h β − z(1− α/(2g)) · s(x⊤h β̂)

Uh = x

⊤

h β + z(1− α/(2g)) · s(x⊤h β̂)

35

Polytomous Logistic Regression for Nominal Response

▶ When the response variable have > 2 qualitative levels, we can use

logistic regression with a polytomous or multicategory response:

– In business, relate a consumer’s choice of product (product A, B, C) to

the consumer’s age, gender, geographic location and other variables

▶ Suppose the response Y has J response categories and define

yij =

{

1 if case i response is category j

0 otherwise

Denote πij = P(yij = 1), then

∑J

j=1 πij = 1 and

∑J

j=1 yij = 1

▶ Recall the binary response case

log

{

P(yi = 1)

1− P(yi = 1)

}

=: x⊤i β1,base

If yi can be 1 or 2, then category 2 is the baseline category above

36

Polytomous Logistic Regression for Nominal Response

▶ For J polytomous categories, arbitrarily specify a baseline, say the Jth

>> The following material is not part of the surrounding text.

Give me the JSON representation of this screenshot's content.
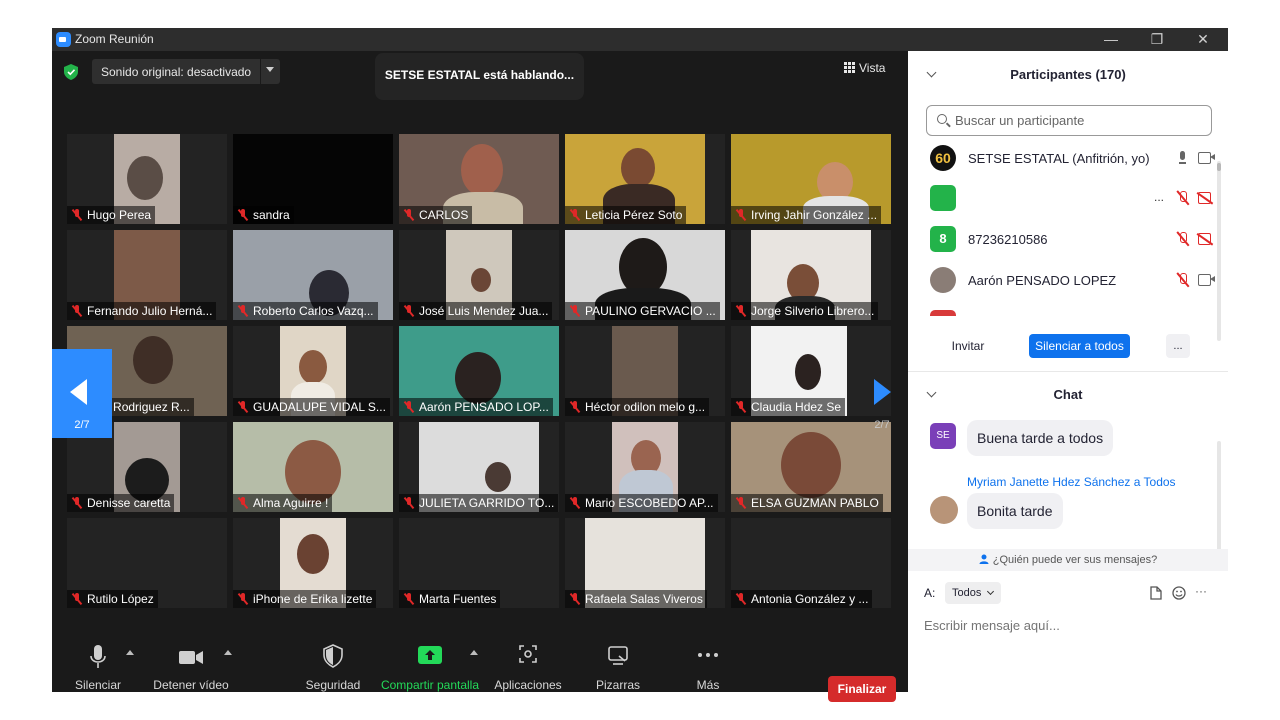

one, as the baseline, and define

log

{

πij

πiJ

}

= x⊤i βj,base, j = 1, . . . , J − 1

▶ Logits for any other comparisions can be obtained from above:

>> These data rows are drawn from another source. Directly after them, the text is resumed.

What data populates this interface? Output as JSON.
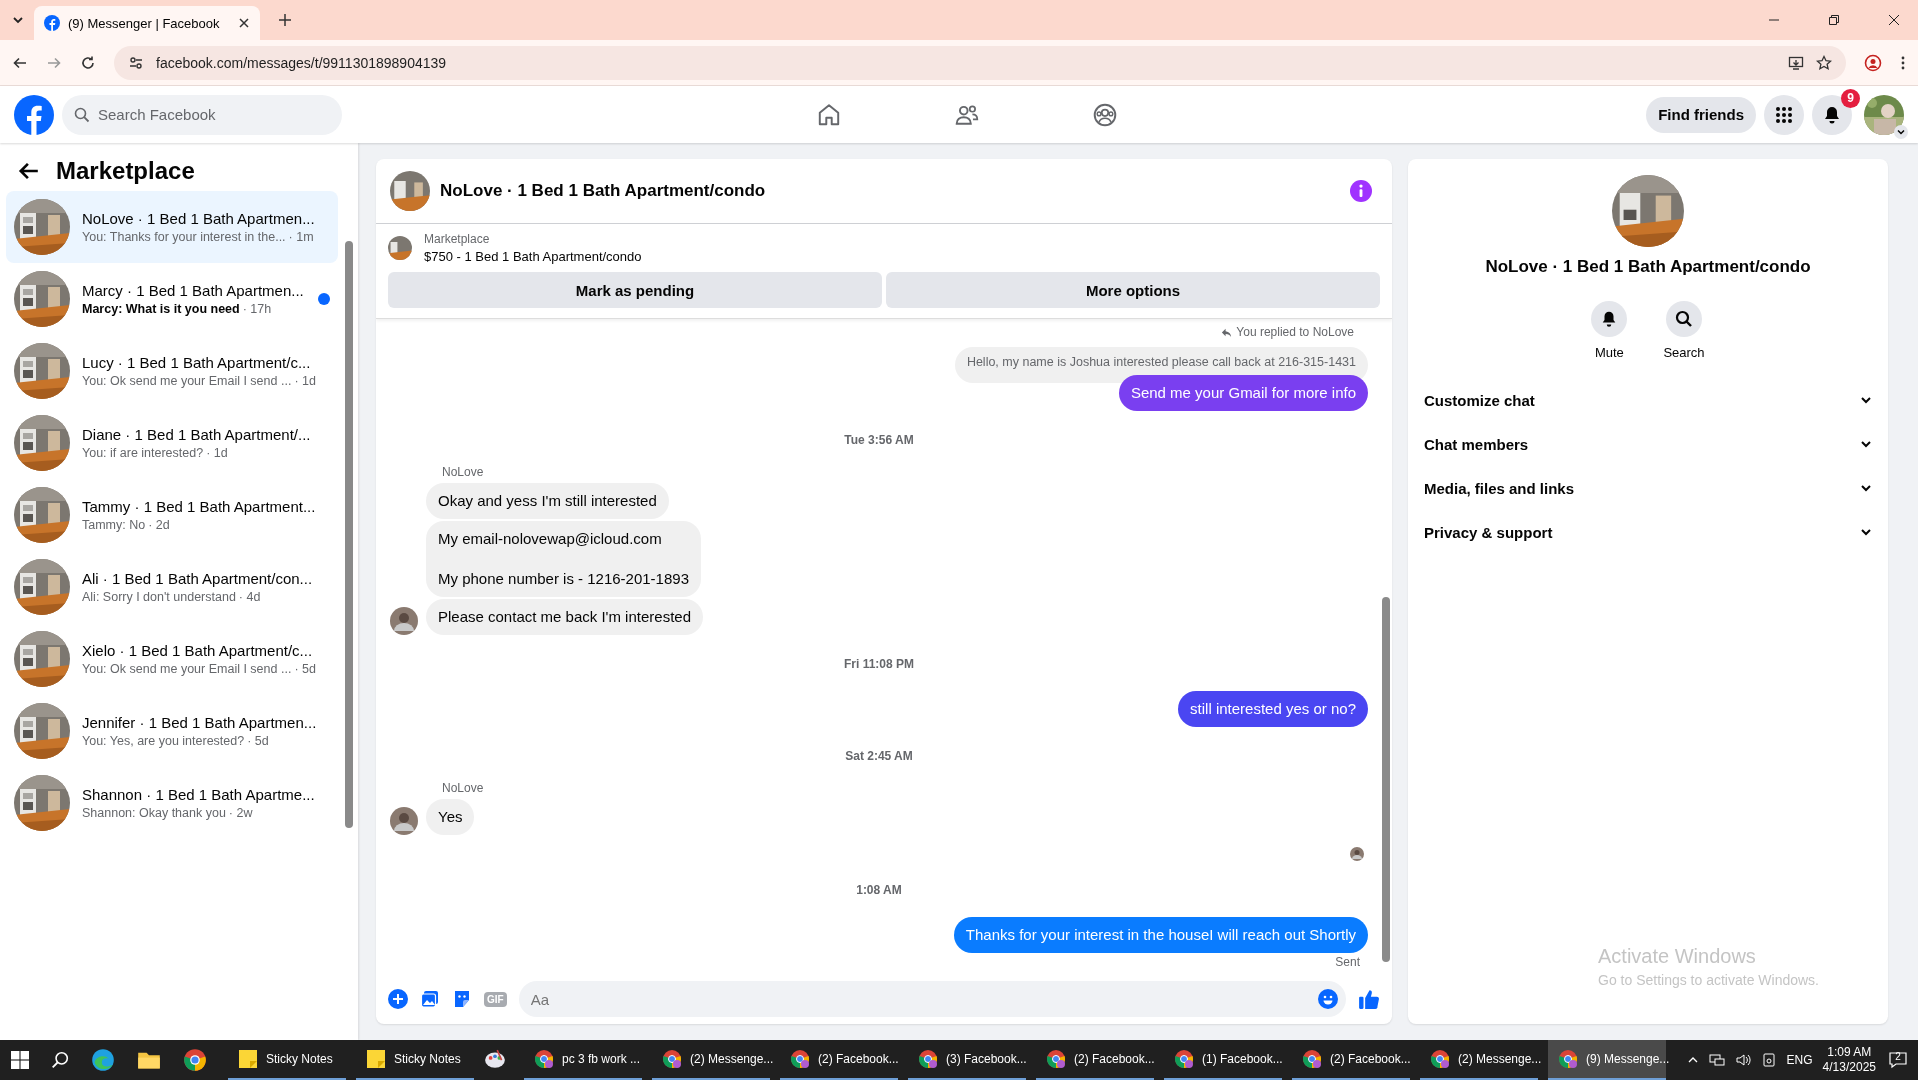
{
  "browser": {
    "tab_title": "(9) Messenger | Facebook",
    "url": "facebook.com/messages/t/9911301898904139"
  },
  "topbar": {
    "search_placeholder": "Search Facebook",
    "find_friends": "Find friends",
    "notification_count": "9"
  },
  "sidebar": {
    "title": "Marketplace",
    "conversations": [
      {
        "name": "NoLove · 1 Bed 1 Bath Apartmen...",
        "preview": "You: Thanks for your interest in the...",
        "time": "· 1m",
        "selected": true,
        "unread": false
      },
      {
        "name": "Marcy · 1 Bed 1 Bath Apartmen...",
        "preview": "Marcy: What is it you need",
        "time": "· 17h",
        "selected": false,
        "unread": true
      },
      {
        "name": "Lucy · 1 Bed 1 Bath Apartment/c...",
        "preview": "You: Ok send me your Email I send ...",
        "time": "· 1d",
        "selected": false,
        "unread": false
      },
      {
        "name": "Diane · 1 Bed 1 Bath Apartment/...",
        "preview": "You: if are interested?",
        "time": "· 1d",
        "selected": false,
        "unread": false
      },
      {
        "name": "Tammy · 1 Bed 1 Bath Apartment...",
        "preview": "Tammy: No",
        "time": "· 2d",
        "selected": false,
        "unread": false
      },
      {
        "name": "Ali · 1 Bed 1 Bath Apartment/con...",
        "preview": "Ali: Sorry I don't understand",
        "time": "· 4d",
        "selected": false,
        "unread": false
      },
      {
        "name": "Xielo · 1 Bed 1 Bath Apartment/c...",
        "preview": "You: Ok send me your Email I send ...",
        "time": "· 5d",
        "selected": false,
        "unread": false
      },
      {
        "name": "Jennifer · 1 Bed 1 Bath Apartmen...",
        "preview": "You: Yes, are you interested?",
        "time": "· 5d",
        "selected": false,
        "unread": false
      },
      {
        "name": "Shannon · 1 Bed 1 Bath Apartme...",
        "preview": "Shannon: Okay thank you",
        "time": "· 2w",
        "selected": false,
        "unread": false
      }
    ]
  },
  "chat": {
    "title": "NoLove · 1 Bed 1 Bath Apartment/condo",
    "listing_label": "Marketplace",
    "listing": "$750 - 1 Bed 1 Bath Apartment/condo",
    "buttons": [
      "Mark as pending",
      "More options"
    ],
    "messages": [
      {
        "kind": "reply_note",
        "text": "You replied to NoLove"
      },
      {
        "kind": "quoted",
        "text": "Hello, my name is Joshua interested please call back at 216-315-1431"
      },
      {
        "kind": "outgoing",
        "lines": [
          "Send me your Gmail for more info"
        ],
        "color": "#7a3ff0"
      },
      {
        "kind": "timestamp",
        "text": "Tue 3:56 AM"
      },
      {
        "kind": "sender",
        "text": "NoLove"
      },
      {
        "kind": "incoming",
        "lines": [
          "Okay and yess I'm still interested"
        ],
        "avatar": false
      },
      {
        "kind": "incoming",
        "lines": [
          "My email-nolovewap@icloud.com",
          "My phone number is - 1216-201-1893"
        ],
        "avatar": false
      },
      {
        "kind": "incoming",
        "lines": [
          "Please contact me back I'm interested"
        ],
        "avatar": true
      },
      {
        "kind": "timestamp",
        "text": "Fri 11:08 PM"
      },
      {
        "kind": "outgoing",
        "lines": [
          "still interested yes or no?"
        ],
        "color": "#4a46f2"
      },
      {
        "kind": "timestamp",
        "text": "Sat 2:45 AM"
      },
      {
        "kind": "sender",
        "text": "NoLove"
      },
      {
        "kind": "incoming",
        "lines": [
          "Yes"
        ],
        "avatar": true
      },
      {
        "kind": "read_receipt"
      },
      {
        "kind": "timestamp",
        "text": "1:08 AM"
      },
      {
        "kind": "outgoing",
        "lines": [
          "Thanks for your interest in the houseI will reach out Shortly"
        ],
        "color": "#0a7cff"
      },
      {
        "kind": "status",
        "text": "Sent"
      }
    ],
    "composer": {
      "placeholder": "Aa",
      "gif": "GIF"
    }
  },
  "details": {
    "title": "NoLove · 1 Bed 1 Bath Apartment/condo",
    "actions": [
      {
        "kind": "mute",
        "label": "Mute"
      },
      {
        "kind": "search",
        "label": "Search"
      }
    ],
    "sections": [
      {
        "label": "Customize chat",
        "expanded": false
      },
      {
        "label": "Chat members",
        "expanded": false
      },
      {
        "label": "Media, files and links",
        "expanded": false
      },
      {
        "label": "Privacy & support",
        "expanded": false
      }
    ]
  },
  "os_notice": {
    "title": "Activate Windows",
    "text": "Go to Settings to activate Windows."
  },
  "taskbar": {
    "apps": [
      {
        "kind": "sticky",
        "label": "Sticky Notes",
        "selected": false
      },
      {
        "kind": "sticky",
        "label": "Sticky Notes",
        "selected": false
      },
      {
        "kind": "paint",
        "selected": false
      },
      {
        "kind": "chrome",
        "label": "pc 3 fb work ...",
        "selected": false
      },
      {
        "kind": "chrome",
        "label": "(2) Messenge...",
        "selected": false
      },
      {
        "kind": "chrome",
        "label": "(2) Facebook...",
        "selected": false
      },
      {
        "kind": "chrome",
        "label": "(3) Facebook...",
        "selected": false
      },
      {
        "kind": "chrome",
        "label": "(2) Facebook...",
        "selected": false
      },
      {
        "kind": "chrome",
        "label": "(1) Facebook...",
        "selected": false
      },
      {
        "kind": "chrome",
        "label": "(2) Facebook...",
        "selected": false
      },
      {
        "kind": "chrome",
        "label": "(2) Messenge...",
        "selected": false
      },
      {
        "kind": "chrome",
        "label": "(9) Messenge...",
        "selected": true
      }
    ],
    "language": "ENG",
    "time": "1:09 AM",
    "date": "4/13/2025",
    "notifications": "2"
  }
}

log

{

πij1

πij2

}

= log

{

πij1

πiJ

· πiJ

πij2

}

= x⊤i βj1,base − x⊤i βj2,base

▶ After some algebra, we can show

πij =

exp(x⊤i βj,base)

1 +

∑J−1

j′=1 exp(x

⊤

i βj′,base)

, j = 1, . . . , J − 1

This is multinomial logistic regression

37

Maximum Likelihood Estimation

▶ Write βj,base simply as βj . We can use MLE to estimate β1, . . . ,βJ−1

▶ Since yi follows a Categorical distribution with parameters (πi1, . . . , πiJ),

for example, P(yi = 3) = πi3 =

J∏

j=1

π

yij

ij

▶ Log-likelihood for n independent observations and J categories:

L(β | Y,X) = log

n∏

i=1

J∏

j=1

π

yij

ij

=

n∑

i=1

J−1∑

j=1

(yijx

⊤

i β)− log

1 + J−1∑

j=1

exp(x⊤i βj)

▶ The J − 1 fitted response functions π̂ij may be obtained by substituting

the MLE β̂j ’s into the expression of πij ’s

38

Polytomous Logistic Regression for Ordinal Response

▶ The ordinal response where categories of Y are ordered are also common:

– Employees asked to rate working conditions using a 7-point scale

(unacceptable, poor, fair, acceptable, good, excellent, outstanding)

– The severity of cancer is rated by stages on a 1-4 basis

▶ A more effective model for such responses explicitly takes into account

the orderings

▶ Propotional odds model :

P(yi ≤ j) = exp(αj + x

⊤

i β)

1 + exp(αj + x⊤i β)

, j = 1, . . . , J − 1

where there are J − 1 cumulative logits:

log

[

P(yi ≤ j)

1− P(yi ≤ j)

]

= αj + x

⊤

i β

MLE for this model can be similarly obtained

39